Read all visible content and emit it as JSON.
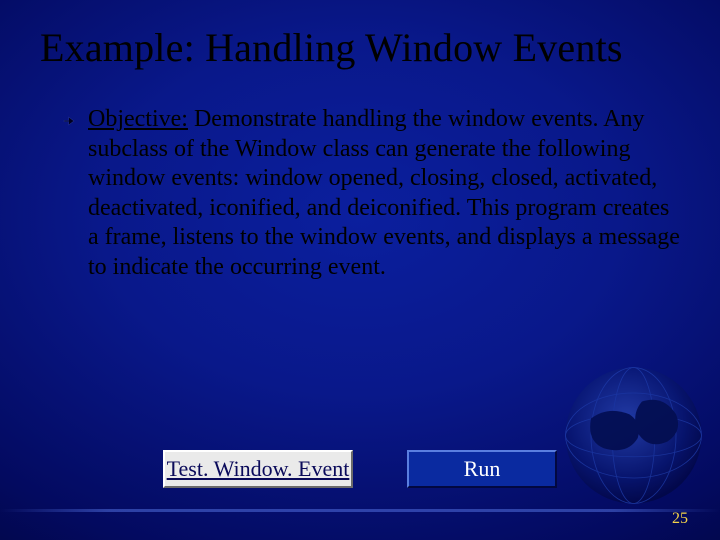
{
  "title": "Example: Handling Window Events",
  "bullet": {
    "icon": "pointing-hand-icon",
    "objective_label": "Objective:",
    "objective_text": " Demonstrate handling the window events. Any subclass of the Window class can generate the following window events: window opened, closing, closed, activated, deactivated, iconified, and deiconified. This program creates a frame, listens to the window events, and displays a message to indicate the occurring event."
  },
  "buttons": {
    "link_label": "Test. Window. Event",
    "run_label": "Run"
  },
  "page_number": "25"
}
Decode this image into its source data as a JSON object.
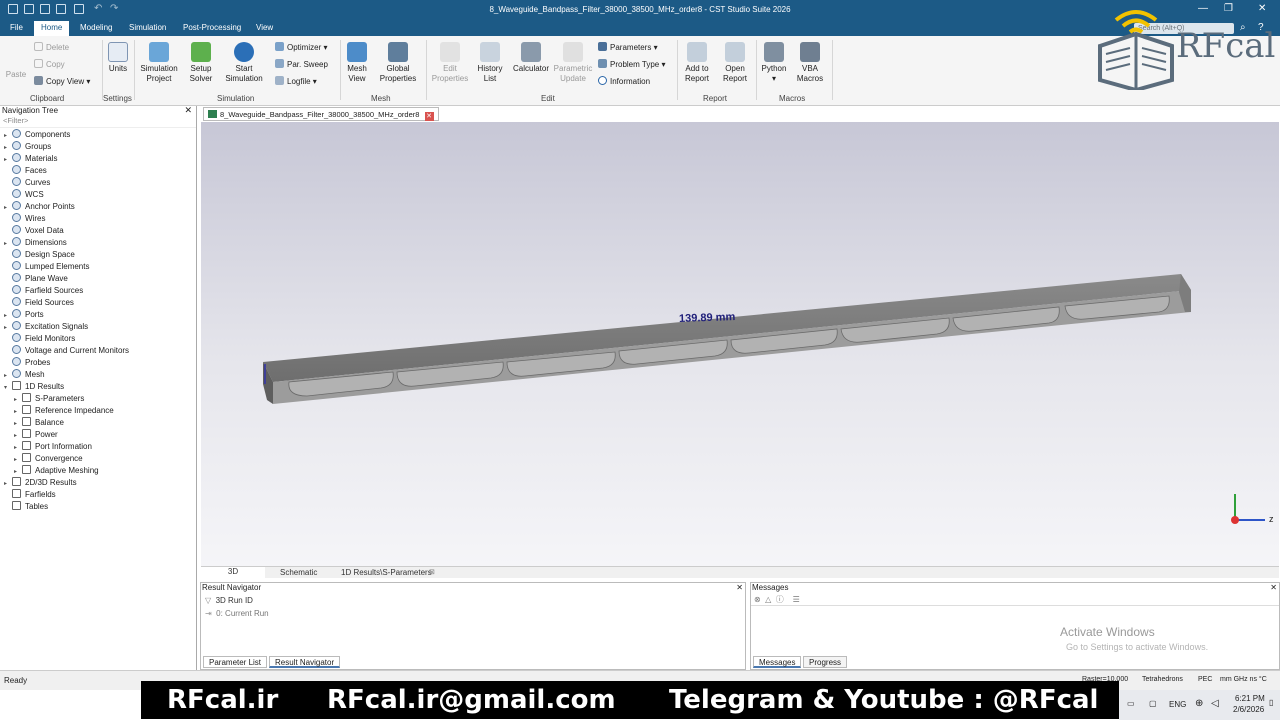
{
  "window": {
    "title": "8_Waveguide_Bandpass_Filter_38000_38500_MHz_order8 - CST Studio Suite 2026",
    "search_placeholder": "Search (Alt+Q)"
  },
  "menu": [
    "File",
    "Home",
    "Modeling",
    "Simulation",
    "Post-Processing",
    "View"
  ],
  "ribbon": {
    "clipboard": {
      "paste": "Paste",
      "delete": "Delete",
      "copy": "Copy",
      "copy_view": "Copy View",
      "group": "Clipboard"
    },
    "settings": {
      "units": "Units",
      "group": "Settings"
    },
    "simulation": {
      "sim_project": "Simulation\nProject",
      "setup_solver": "Setup\nSolver",
      "start_sim": "Start\nSimulation",
      "optimizer": "Optimizer",
      "par_sweep": "Par. Sweep",
      "logfile": "Logfile",
      "group": "Simulation"
    },
    "mesh": {
      "mesh_view": "Mesh\nView",
      "global_props": "Global\nProperties",
      "group": "Mesh"
    },
    "edit": {
      "edit_props": "Edit\nProperties",
      "history": "History\nList",
      "calculator": "Calculator",
      "param_update": "Parametric\nUpdate",
      "parameters": "Parameters",
      "problem_type": "Problem Type",
      "information": "Information",
      "group": "Edit"
    },
    "report": {
      "add": "Add to\nReport",
      "open": "Open\nReport",
      "group": "Report"
    },
    "macros": {
      "python": "Python",
      "vba": "VBA\nMacros",
      "group": "Macros"
    }
  },
  "nav": {
    "title": "Navigation Tree",
    "filter": "<Filter>",
    "items": [
      {
        "label": "Components",
        "level": 0,
        "exp": "▸",
        "icon": "round"
      },
      {
        "label": "Groups",
        "level": 0,
        "exp": "▸",
        "icon": "round"
      },
      {
        "label": "Materials",
        "level": 0,
        "exp": "▸",
        "icon": "round"
      },
      {
        "label": "Faces",
        "level": 0,
        "exp": "",
        "icon": "round"
      },
      {
        "label": "Curves",
        "level": 0,
        "exp": "",
        "icon": "round"
      },
      {
        "label": "WCS",
        "level": 0,
        "exp": "",
        "icon": "round"
      },
      {
        "label": "Anchor Points",
        "level": 0,
        "exp": "▸",
        "icon": "round"
      },
      {
        "label": "Wires",
        "level": 0,
        "exp": "",
        "icon": "round"
      },
      {
        "label": "Voxel Data",
        "level": 0,
        "exp": "",
        "icon": "round"
      },
      {
        "label": "Dimensions",
        "level": 0,
        "exp": "▸",
        "icon": "round"
      },
      {
        "label": "Design Space",
        "level": 0,
        "exp": "",
        "icon": "round"
      },
      {
        "label": "Lumped Elements",
        "level": 0,
        "exp": "",
        "icon": "round"
      },
      {
        "label": "Plane Wave",
        "level": 0,
        "exp": "",
        "icon": "round"
      },
      {
        "label": "Farfield Sources",
        "level": 0,
        "exp": "",
        "icon": "round"
      },
      {
        "label": "Field Sources",
        "level": 0,
        "exp": "",
        "icon": "round"
      },
      {
        "label": "Ports",
        "level": 0,
        "exp": "▸",
        "icon": "round"
      },
      {
        "label": "Excitation Signals",
        "level": 0,
        "exp": "▸",
        "icon": "round"
      },
      {
        "label": "Field Monitors",
        "level": 0,
        "exp": "",
        "icon": "round"
      },
      {
        "label": "Voltage and Current Monitors",
        "level": 0,
        "exp": "",
        "icon": "round"
      },
      {
        "label": "Probes",
        "level": 0,
        "exp": "",
        "icon": "round"
      },
      {
        "label": "Mesh",
        "level": 0,
        "exp": "▸",
        "icon": "round"
      },
      {
        "label": "1D Results",
        "level": 0,
        "exp": "▾",
        "icon": "fold"
      },
      {
        "label": "S-Parameters",
        "level": 1,
        "exp": "▸",
        "icon": "fold"
      },
      {
        "label": "Reference Impedance",
        "level": 1,
        "exp": "▸",
        "icon": "fold"
      },
      {
        "label": "Balance",
        "level": 1,
        "exp": "▸",
        "icon": "fold"
      },
      {
        "label": "Power",
        "level": 1,
        "exp": "▸",
        "icon": "fold"
      },
      {
        "label": "Port Information",
        "level": 1,
        "exp": "▸",
        "icon": "fold"
      },
      {
        "label": "Convergence",
        "level": 1,
        "exp": "▸",
        "icon": "fold"
      },
      {
        "label": "Adaptive Meshing",
        "level": 1,
        "exp": "▸",
        "icon": "fold"
      },
      {
        "label": "2D/3D Results",
        "level": 0,
        "exp": "▸",
        "icon": "fold"
      },
      {
        "label": "Farfields",
        "level": 0,
        "exp": "",
        "icon": "fold"
      },
      {
        "label": "Tables",
        "level": 0,
        "exp": "",
        "icon": "fold"
      }
    ]
  },
  "doc_tab": "8_Waveguide_Bandpass_Filter_38000_38500_MHz_order8",
  "viewport": {
    "dimension": "139.89 mm",
    "axis_z": "z"
  },
  "view_tabs": [
    "3D",
    "Schematic",
    "1D Results\\S-Parameters"
  ],
  "result_nav": {
    "title": "Result Navigator",
    "col": "3D Run ID",
    "row": "0: Current Run",
    "tabs": [
      "Parameter List",
      "Result Navigator"
    ]
  },
  "messages": {
    "title": "Messages",
    "tabs": [
      "Messages",
      "Progress"
    ]
  },
  "status": {
    "ready": "Ready",
    "raster": "Raster=10.000",
    "mesh": "Tetrahedrons",
    "pec": "PEC",
    "units": "mm  GHz  ns  °C"
  },
  "watermark": {
    "line1": "Activate Windows",
    "line2": "Go to Settings to activate Windows."
  },
  "banner": {
    "site": "RFcal.ir",
    "email": "RFcal.ir@gmail.com",
    "social": "Telegram & Youtube : @RFcal"
  },
  "taskbar": {
    "lang": "ENG",
    "time": "6:21 PM",
    "date": "2/6/2026"
  },
  "logo": {
    "text": "RFcal"
  }
}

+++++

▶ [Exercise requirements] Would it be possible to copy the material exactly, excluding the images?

▶ [Output for this task]
Read all visible content and emit it as JSON.
{
  "title": "Example: Handling Window Events",
  "bullet": {
    "icon": "pointing-hand-icon",
    "objective_label": "Objective:",
    "objective_text": " Demonstrate handling the window events. Any subclass of the Window class can generate the following window events: window opened, closing, closed, activated, deactivated, iconified, and deiconified. This program creates a frame, listens to the window events, and displays a message to indicate the occurring event."
  },
  "buttons": {
    "link_label": "Test. Window. Event",
    "run_label": "Run"
  },
  "page_number": "25"
}
Decode this image into its source data as a JSON object.
{
  "window": {
    "title": "8_Waveguide_Bandpass_Filter_38000_38500_MHz_order8 - CST Studio Suite 2026",
    "search_placeholder": "Search (Alt+Q)"
  },
  "menu": [
    "File",
    "Home",
    "Modeling",
    "Simulation",
    "Post-Processing",
    "View"
  ],
  "ribbon": {
    "clipboard": {
      "paste": "Paste",
      "delete": "Delete",
      "copy": "Copy",
      "copy_view": "Copy View",
      "group": "Clipboard"
    },
    "settings": {
      "units": "Units",
      "group": "Settings"
    },
    "simulation": {
      "sim_project": "Simulation\nProject",
      "setup_solver": "Setup\nSolver",
      "start_sim": "Start\nSimulation",
      "optimizer": "Optimizer",
      "par_sweep": "Par. Sweep",
      "logfile": "Logfile",
      "group": "Simulation"
    },
    "mesh": {
      "mesh_view": "Mesh\nView",
      "global_props": "Global\nProperties",
      "group": "Mesh"
    },
    "edit": {
      "edit_props": "Edit\nProperties",
      "history": "History\nList",
      "calculator": "Calculator",
      "param_update": "Parametric\nUpdate",
      "parameters": "Parameters",
      "problem_type": "Problem Type",
      "information": "Information",
      "group": "Edit"
    },
    "report": {
      "add": "Add to\nReport",
      "open": "Open\nReport",
      "group": "Report"
    },
    "macros": {
      "python": "Python",
      "vba": "VBA\nMacros",
      "group": "Macros"
    }
  },
  "nav": {
    "title": "Navigation Tree",
    "filter": "<Filter>",
    "items": [
      {
        "label": "Components",
        "level": 0,
        "exp": "▸",
        "icon": "round"
      },
      {
        "label": "Groups",
        "level": 0,
        "exp": "▸",
        "icon": "round"
      },
      {
        "label": "Materials",
        "level": 0,
        "exp": "▸",
        "icon": "round"
      },
      {
        "label": "Faces",
        "level": 0,
        "exp": "",
        "icon": "round"
      },
      {
        "label": "Curves",
        "level": 0,
        "exp": "",
        "icon": "round"
      },
      {
        "label": "WCS",
        "level": 0,
        "exp": "",
        "icon": "round"
      },
      {
        "label": "Anchor Points",
        "level": 0,
        "exp": "▸",
        "icon": "round"
      },
      {
        "label": "Wires",
        "level": 0,
        "exp": "",
        "icon": "round"
      },
      {
        "label": "Voxel Data",
        "level": 0,
        "exp": "",
        "icon": "round"
      },
      {
        "label": "Dimensions",
        "level": 0,
        "exp": "▸",
        "icon": "round"
      },
      {
        "label": "Design Space",
        "level": 0,
        "exp": "",
        "icon": "round"
      },
      {
        "label": "Lumped Elements",
        "level": 0,
        "exp": "",
        "icon": "round"
      },
      {
        "label": "Plane Wave",
        "level": 0,
        "exp": "",
        "icon": "round"
      },
      {
        "label": "Farfield Sources",
        "level": 0,
        "exp": "",
        "icon": "round"
      },
      {
        "label": "Field Sources",
        "level": 0,
        "exp": "",
        "icon": "round"
      },
      {
        "label": "Ports",
        "level": 0,
        "exp": "▸",
        "icon": "round"
      },
      {
        "label": "Excitation Signals",
        "level": 0,
        "exp": "▸",
        "icon": "round"
      },
      {
        "label": "Field Monitors",
        "level": 0,
        "exp": "",
        "icon": "round"
      },
      {
        "label": "Voltage and Current Monitors",
        "level": 0,
        "exp": "",
        "icon": "round"
      },
      {
        "label": "Probes",
        "level": 0,
        "exp": "",
        "icon": "round"
      },
      {
        "label": "Mesh",
        "level": 0,
        "exp": "▸",
        "icon": "round"
      },
      {
        "label": "1D Results",
        "level": 0,
        "exp": "▾",
        "icon": "fold"
      },
      {
        "label": "S-Parameters",
        "level": 1,
        "exp": "▸",
        "icon": "fold"
      },
      {
        "label": "Reference Impedance",
        "level": 1,
        "exp": "▸",
        "icon": "fold"
      },
      {
        "label": "Balance",
        "level": 1,
        "exp": "▸",
        "icon": "fold"
      },
      {
        "label": "Power",
        "level": 1,
        "exp": "▸",
        "icon": "fold"
      },
      {
        "label": "Port Information",
        "level": 1,
        "exp": "▸",
        "icon": "fold"
      },
      {
        "label": "Convergence",
        "level": 1,
        "exp": "▸",
        "icon": "fold"
      },
      {
        "label": "Adaptive Meshing",
        "level": 1,
        "exp": "▸",
        "icon": "fold"
      },
      {
        "label": "2D/3D Results",
        "level": 0,
        "exp": "▸",
        "icon": "fold"
      },
      {
        "label": "Farfields",
        "level": 0,
        "exp": "",
        "icon": "fold"
      },
      {
        "label": "Tables",
        "level": 0,
        "exp": "",
        "icon": "fold"
      }
    ]
  },
  "doc_tab": "8_Waveguide_Bandpass_Filter_38000_38500_MHz_order8",
  "viewport": {
    "dimension": "139.89 mm",
    "axis_z": "z"
  },
  "view_tabs": [
    "3D",
    "Schematic",
    "1D Results\\S-Parameters"
  ],
  "result_nav": {
    "title": "Result Navigator",
    "col": "3D Run ID",
    "row": "0: Current Run",
    "tabs": [
      "Parameter List",
      "Result Navigator"
    ]
  },
  "messages": {
    "title": "Messages",
    "tabs": [
      "Messages",
      "Progress"
    ]
  },
  "status": {
    "ready": "Ready",
    "raster": "Raster=10.000",
    "mesh": "Tetrahedrons",
    "pec": "PEC",
    "units": "mm  GHz  ns  °C"
  },
  "watermark": {
    "line1": "Activate Windows",
    "line2": "Go to Settings to activate Windows."
  },
  "banner": {
    "site": "RFcal.ir",
    "email": "RFcal.ir@gmail.com",
    "social": "Telegram & Youtube : @RFcal"
  },
  "taskbar": {
    "lang": "ENG",
    "time": "6:21 PM",
    "date": "2/6/2026"
  },
  "logo": {
    "text": "RFcal"
  }
}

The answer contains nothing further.